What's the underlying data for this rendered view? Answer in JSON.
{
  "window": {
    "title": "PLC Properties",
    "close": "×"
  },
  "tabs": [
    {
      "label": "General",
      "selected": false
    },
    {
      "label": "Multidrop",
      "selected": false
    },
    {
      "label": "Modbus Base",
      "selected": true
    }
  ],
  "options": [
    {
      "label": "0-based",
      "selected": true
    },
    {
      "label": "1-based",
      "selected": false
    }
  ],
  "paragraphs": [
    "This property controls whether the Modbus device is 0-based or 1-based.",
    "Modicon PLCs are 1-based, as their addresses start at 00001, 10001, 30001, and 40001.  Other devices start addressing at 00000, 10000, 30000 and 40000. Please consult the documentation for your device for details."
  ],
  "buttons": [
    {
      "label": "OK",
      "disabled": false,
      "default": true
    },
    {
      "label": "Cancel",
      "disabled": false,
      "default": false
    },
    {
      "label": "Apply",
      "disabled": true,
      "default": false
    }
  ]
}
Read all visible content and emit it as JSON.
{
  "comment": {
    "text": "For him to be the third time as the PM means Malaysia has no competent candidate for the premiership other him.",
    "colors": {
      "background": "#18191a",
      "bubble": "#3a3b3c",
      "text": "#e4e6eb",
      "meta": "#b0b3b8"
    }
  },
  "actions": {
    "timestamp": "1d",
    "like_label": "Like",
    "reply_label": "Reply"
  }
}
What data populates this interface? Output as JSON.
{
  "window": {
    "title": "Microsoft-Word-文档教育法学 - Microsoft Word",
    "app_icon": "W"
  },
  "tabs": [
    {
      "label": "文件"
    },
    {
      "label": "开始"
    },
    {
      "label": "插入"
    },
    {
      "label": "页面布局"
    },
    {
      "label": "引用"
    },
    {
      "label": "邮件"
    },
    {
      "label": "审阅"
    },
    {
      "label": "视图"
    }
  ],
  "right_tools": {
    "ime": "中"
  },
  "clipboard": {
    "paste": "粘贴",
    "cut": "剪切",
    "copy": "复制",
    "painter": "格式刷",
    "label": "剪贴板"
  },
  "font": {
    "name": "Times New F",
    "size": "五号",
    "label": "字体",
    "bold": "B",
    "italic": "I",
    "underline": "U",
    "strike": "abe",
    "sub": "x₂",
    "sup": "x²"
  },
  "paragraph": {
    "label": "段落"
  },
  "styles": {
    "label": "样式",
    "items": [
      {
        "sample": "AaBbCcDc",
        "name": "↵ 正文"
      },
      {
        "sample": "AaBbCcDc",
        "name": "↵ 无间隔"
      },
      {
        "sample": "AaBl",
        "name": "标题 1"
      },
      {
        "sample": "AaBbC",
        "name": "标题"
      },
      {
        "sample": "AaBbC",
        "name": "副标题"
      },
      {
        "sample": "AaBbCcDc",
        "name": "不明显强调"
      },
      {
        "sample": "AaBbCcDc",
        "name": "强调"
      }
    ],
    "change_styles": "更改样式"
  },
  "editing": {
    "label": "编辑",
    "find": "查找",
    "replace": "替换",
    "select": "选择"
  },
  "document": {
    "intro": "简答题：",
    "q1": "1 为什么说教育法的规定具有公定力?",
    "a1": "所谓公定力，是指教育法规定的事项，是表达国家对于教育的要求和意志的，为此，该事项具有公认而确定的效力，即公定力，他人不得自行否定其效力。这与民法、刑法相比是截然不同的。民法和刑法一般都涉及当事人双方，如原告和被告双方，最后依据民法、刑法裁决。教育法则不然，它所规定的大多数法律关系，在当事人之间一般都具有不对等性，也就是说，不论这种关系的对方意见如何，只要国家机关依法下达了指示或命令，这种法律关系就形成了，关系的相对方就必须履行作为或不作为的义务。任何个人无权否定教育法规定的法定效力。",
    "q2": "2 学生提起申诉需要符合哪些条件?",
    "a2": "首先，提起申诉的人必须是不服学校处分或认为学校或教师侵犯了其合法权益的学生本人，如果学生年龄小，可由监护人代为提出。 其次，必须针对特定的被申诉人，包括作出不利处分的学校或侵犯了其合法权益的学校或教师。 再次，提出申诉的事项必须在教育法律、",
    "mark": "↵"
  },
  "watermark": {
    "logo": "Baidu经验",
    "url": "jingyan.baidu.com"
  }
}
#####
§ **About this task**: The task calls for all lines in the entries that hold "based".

§ **The answer**:
      "label": "0-based",
      "label": "1-based",
    "This property controls whether the Modbus device is 0-based or 1-based.",
    "Modicon PLCs are 1-based, as their addresses start at 00001, 10001, 30001, and 40001.  Other devices start addressing at 00000, 10000, 30000 and 40000. Please consult the documentation for your device for details."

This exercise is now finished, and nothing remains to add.